Using the data that follows, say how many lines contain the word "CrossFire", giving the number by itself.
+++ Material for this task
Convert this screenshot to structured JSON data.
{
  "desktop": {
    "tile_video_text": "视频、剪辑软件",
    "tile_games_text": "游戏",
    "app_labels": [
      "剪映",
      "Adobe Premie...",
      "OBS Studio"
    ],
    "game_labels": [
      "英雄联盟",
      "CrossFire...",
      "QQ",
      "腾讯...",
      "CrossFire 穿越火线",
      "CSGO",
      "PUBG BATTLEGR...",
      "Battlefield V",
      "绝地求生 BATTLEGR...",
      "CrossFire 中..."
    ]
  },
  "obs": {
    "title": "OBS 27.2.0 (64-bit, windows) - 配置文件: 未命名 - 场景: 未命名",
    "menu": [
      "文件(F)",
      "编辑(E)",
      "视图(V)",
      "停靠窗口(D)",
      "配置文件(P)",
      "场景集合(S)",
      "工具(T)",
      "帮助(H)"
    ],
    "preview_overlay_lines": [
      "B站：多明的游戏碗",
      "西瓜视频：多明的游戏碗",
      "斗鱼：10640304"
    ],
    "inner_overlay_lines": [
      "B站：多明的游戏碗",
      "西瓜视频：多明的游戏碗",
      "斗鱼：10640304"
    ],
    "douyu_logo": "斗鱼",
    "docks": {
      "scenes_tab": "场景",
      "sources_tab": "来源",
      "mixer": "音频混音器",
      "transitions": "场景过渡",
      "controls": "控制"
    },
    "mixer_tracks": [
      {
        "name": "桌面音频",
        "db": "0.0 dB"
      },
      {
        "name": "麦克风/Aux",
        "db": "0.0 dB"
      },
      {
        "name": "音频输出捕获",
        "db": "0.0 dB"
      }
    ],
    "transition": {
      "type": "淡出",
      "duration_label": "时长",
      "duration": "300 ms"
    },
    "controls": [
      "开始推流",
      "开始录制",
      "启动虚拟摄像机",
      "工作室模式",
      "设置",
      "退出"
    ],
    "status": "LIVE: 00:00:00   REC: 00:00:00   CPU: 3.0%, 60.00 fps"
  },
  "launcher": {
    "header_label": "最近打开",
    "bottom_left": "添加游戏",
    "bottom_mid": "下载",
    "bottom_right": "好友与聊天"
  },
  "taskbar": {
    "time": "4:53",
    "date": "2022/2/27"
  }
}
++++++
Task answer:
3